Brands have long sought the ability to understand, relate to, and motivate target consumers. The entire advertising-technology industry tirelessly innovates to find new signals that provide even the smallest bit of added insight into their target audiences. Brands are spending billions of dollars each year in hopes that consumer insights will allow them to produce more strategic marketing plans. Their struggle, however, has always been with the availability of quality data. Historically, marketers have relied on data fueled by fairly vague demographics.
Demographics share statistics on age, gender, income, education level, and of course location. While such demographics have almost single-handedly guided the advertising world’s decisions in spending billions of dollars annually, they’re simply not robust enough to fully understand modern consumers.
Targeting beyond age and location
Deeper insights that actually share the needs, motives, and interests of consumers have been out of reach until now. The emergence of artificial intelligence and machine learning processes are set to lift marketing limitations by redefining the sheer volume of intricate data that today’s machines can process.
That said, no data is as telling as conversational speech. Complete personalities are profiled by the way humans communicate. Psychology informs us that words mean something, and how we communicate is super powerful in understanding who we are and how we operate. Fortunately, social media has provided a platform for consumers to share their likes, interests, and dislikes in an open digital forum.
Collecting insights from social sharing

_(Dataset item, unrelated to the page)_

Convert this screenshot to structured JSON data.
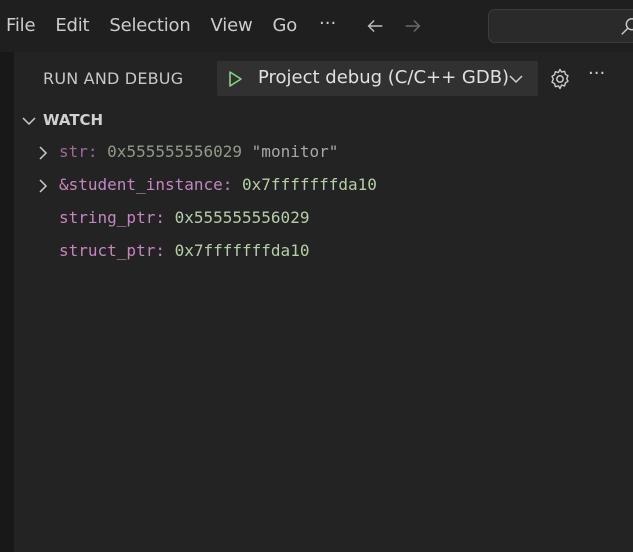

Advertisers can now assign unique personalities to consumers based on the way they communicate on social media. Audience profiling platforms take textual data from social media posts and run it through an AI engine to cluster personalities based on speech. Audience profiling also gives information like what branded and non-branded content the target consumer responds to, when they typically interact on social media, and most importantly, insights into why they respond favorably to certain types of content.
The days of segmenting based on demographics and geography are over. We can now segment based on personalities and demonstrated behaviors instead. That’s a big deal.
Creating a personality profile
To give an example of how social data could help marketers learn more about their target consumers, we’ll create a sample of a personality profile. Let’s start by examining this Facebook post from Mark Zuckerberg:
This post is loaded with information about his personality. By analyzing the social speech, we know he has a high degree of awareness, he strives for achievement, he challenges authority, and he’s highly intellectual. All of this can be gleaned simply by his social speech. However, one post does not give us a holistic view of a consumer’s entire personality. It takes substantial data from various social interactions to get a full personality profile.
This is where more posts with additional data can help. Here are a couple more posts from Zuckerberg’s feed that can help us build a sample personality profile:
Now we’ve learned that Mark values the time he spends with his family and enjoys his role as a father. This helps us learn more about our potential customer, but one last bit of information is necessary to tie this data into our brand’s offering.
To apply these insights to real-world marketing strategies, let’s examine this last post by Zuckerberg. From the post below, we can determine that Mark has an emotional connection to good food.
With an AI-powered media plan, a food brand could appeal to Zuckerberg’s various and complex personality traits. A contest or challenge might ignite his achievement-striving nature; messaging that reflects family values would draw an emotional connection; and finally, an image of a savory meal could trigger a direct reaction.
Leveraging the raw power of AI
Modern marketers are tapping into the raw power of artificial intelligence and machine learning to read social speech and build cohorts that go beyond basic demographics. With real insights based on consumers’ actual personalities, brands can appeal to the motivations, needs, and interests of their target audiences instead of simply targeting age and location. Marketing to personalities will move advertising from a billion-dollar guessing game to a focused effort that uses art and science to get the message right.
Robin Boytos is the vice president of insights at Ayzenberg Group, a frontline marketing agency.